Translated by Alexandra Fleming — In 1959, the whole population of a mining village in Norrland, Sweden, disappeared. Only two people were left behind – the body of a woman stoned to death in the village square and a baby in the school classroom. No-one has been to Silvertjärn since and no explanation was ever found. Neither were the bodies. Sixty years later, documentary filmmaker Alice Lindstedt wants to return to Silvertjärn to find out what happened to the 887 residents and who killed Brigitta Lidman. That’s the set-up for The Lost Village, which appeared as Staden when it was first published in Sweden in 2019, and is now appearing in translation around the world.
You might already recognise the author’s surname. She’s the daughter of well-known crime author Viveca Sten and her mother used Camilla as a sounding board for story ideas when she was growing up. The pair have collaborated on a series of young adult thrillers and on a novella. Camilla Sten’s first novel, A New Dawn, was a dystopian thriller about right-wing extremists, but The Lost Village is her crime debut.
Alice and her film crew go to Silvertjärn to shoot some promo footage that they hope will help them win funding for the full documentary, but Alice has a personal interest in the project. Her grandmother, Margareta, lived in the town, but had left for Stockholm to train as a nurse before the rest of the family vanished. Over the years Margareta kept every article ever written about the incident, as well as the letters she exchanged with her younger sister, Aina.
The small detail that Silvertjärn has no cell phone reception, due to the iron ore in the bedrock jamming the magnetic fields, should be cause for concern.

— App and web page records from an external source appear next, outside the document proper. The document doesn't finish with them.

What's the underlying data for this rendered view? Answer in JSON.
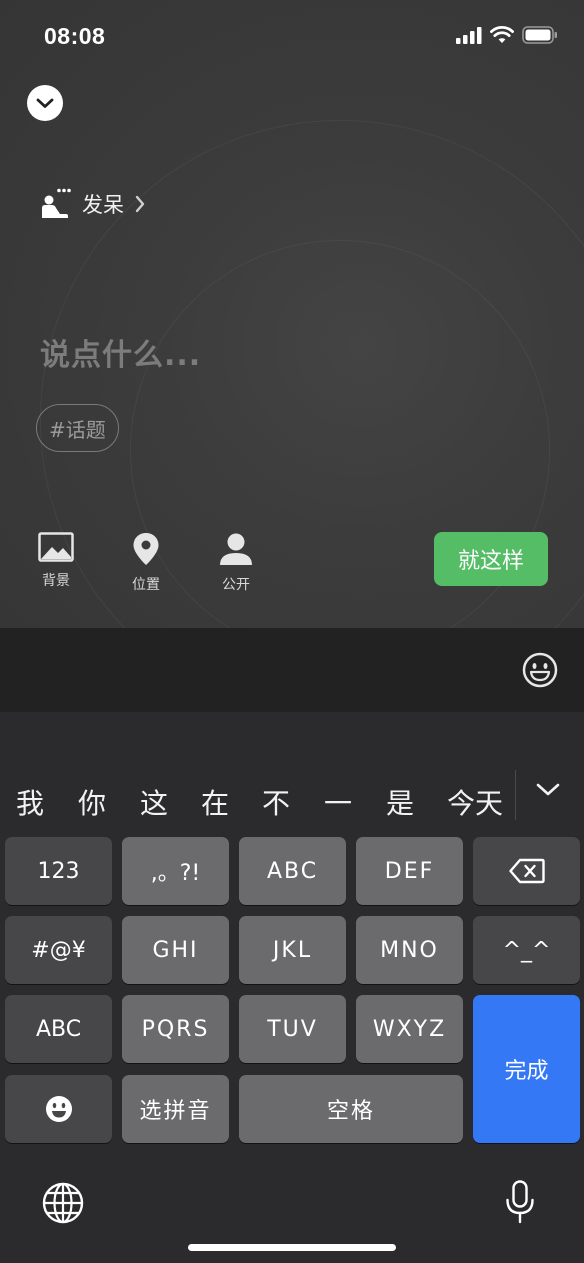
{
  "status_bar": {
    "time": "08:08",
    "icons": [
      "signal-icon",
      "wifi-icon",
      "battery-icon"
    ]
  },
  "compose": {
    "collapse_icon": "chevron-down-icon",
    "mood": {
      "icon": "daydream-icon",
      "label": "发呆"
    },
    "input_placeholder": "说点什么...",
    "topic_chip": "#话题",
    "tools": [
      {
        "icon": "image-icon",
        "label": "背景"
      },
      {
        "icon": "location-pin-icon",
        "label": "位置"
      },
      {
        "icon": "person-icon",
        "label": "公开"
      }
    ],
    "confirm_button": "就这样",
    "accent_color": "#54bd66"
  },
  "keyboard": {
    "candidates": [
      "我",
      "你",
      "这",
      "在",
      "不",
      "一",
      "是",
      "今天"
    ],
    "rows": [
      [
        "123",
        ",。?!",
        "ABC",
        "DEF",
        "backspace"
      ],
      [
        "#@¥",
        "GHI",
        "JKL",
        "MNO",
        "^^"
      ],
      [
        "ABC",
        "PQRS",
        "TUV",
        "WXYZ"
      ],
      [
        "emoji",
        "选拼音",
        "空格"
      ]
    ],
    "labels": {
      "num": "123",
      "punct": ",。?!",
      "abc": "ABC",
      "def": "DEF",
      "symbols": "#@¥",
      "ghi": "GHI",
      "jkl": "JKL",
      "mno": "MNO",
      "kaomoji": "^_^",
      "abc_switch": "ABC",
      "pqrs": "PQRS",
      "tuv": "TUV",
      "wxyz": "WXYZ",
      "pinyin": "选拼音",
      "space": "空格",
      "done": "完成"
    },
    "done_color": "#3478f6"
  }
}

Much like decades ago, when the only access to the town was possible by train twice a week, it remains cut off from the rest of the world.
On the surface the town seems like a snapshot of a bygone age – “…a picture-perfect village bathed in golden spring light.” On closer inspection the decay, collapsing walls, sinking houses and rot have permeated the abandoned town. “Houses stand like accusatory skeletons, windows glaring empty.” Sten’s descriptions conjure up images of a town in the aftermath of a nuclear disaster like Chernobyl and the possibility is hinted at since there are no signs of life, not even dead flies or insects. Coffee cups remain on kitchen counters, doors stand open with windows ajar. What caused everyone to leave so abruptly and where did they go?
The crew, which includes Alice’s friend Tone, director Emmy, technician Robert and a financial backer called Max, start to explore the village building by building, looking for clues that the initial police investigation missed. What they find instead are unexplained sounds, voices and figures lurking in the shadows. Jokingly, they consider making a horror film instead of a documentary. And horror is very much the direction in which The Lost Village heads. When the truck with all their supplies and equipment is blown to pieces in the village square, the suspicion that they are not alone is confirmed. Of course the immediate thought is that a supernatural force is at work. Sten excels at keeping us in the dark until the very end.
When Tone disappears, Alice is forced to reveal the harrowing reason why Tone joined the project. Then things turn deadly and the importance of making a documentary takes a back seat. Now the goal is simply to survive.
In alternating chapters, we are taken back to the events of 1959. After the mine unexpectedly closes, the townsfolk are trapped in a downward spiral of unemployment, poverty and desperation. With despair comes vulnerability and when a new pastor arrives out of the blue he claims to be the saviour they are so desperately looking for. With his smooth, boyish face, Pastor Mattias mesmerises the local women, who wear their best dresses to church to attract his attention. The only person able to resist is Elsa, Alice’s great-grandmother, who witnesses her husband take to the bottle after losing his job, while 12-year-old Aina falls under Mattias’s spell. Tensions ramp up and violence ensues.
The reason for the disappearance of the town’s people becomes clear fairly early in the novel, which might disappoint readers. Fortunately there’s more to this story and the present day revelations are far less predictable. Call me naive, but I certainly couldn’t guess the reason behind the sabotage, attacks and general spooky goings-on in the deserted town.
The Lost Village is described as The Blair Witch Project meets Midsommar, but these comparisons underestimate Sten’s writing. She creates a thoroughly ominous atmosphere, accentuating the town’s unnatural stillness and an ever-present feeling that something really disturbing is about to happen. This makes for the consistently nail-biting, unsettling feeling we know so well from horror movies. It wouldn’t be surprising if rumours start flying about a film adaptation of The Lost Village.
But this is more than merely a scream-a-minute Hollywood-style thriller. Although the premise is nothing new, it’s neither melodramatic and stereotypical nor predictable – on the contrary, Sten’s is a fresh voice on the crime fiction front. When reading crime fiction or a thriller by a Swedish author there’s an expectation that it will fall into the genre of Nordic Noir. Not in this case. Even though The Lost Village is big on setting and atmosphere this story could take place anywhere, and maybe that’s also its appeal.
CFL Rating: 4 Stars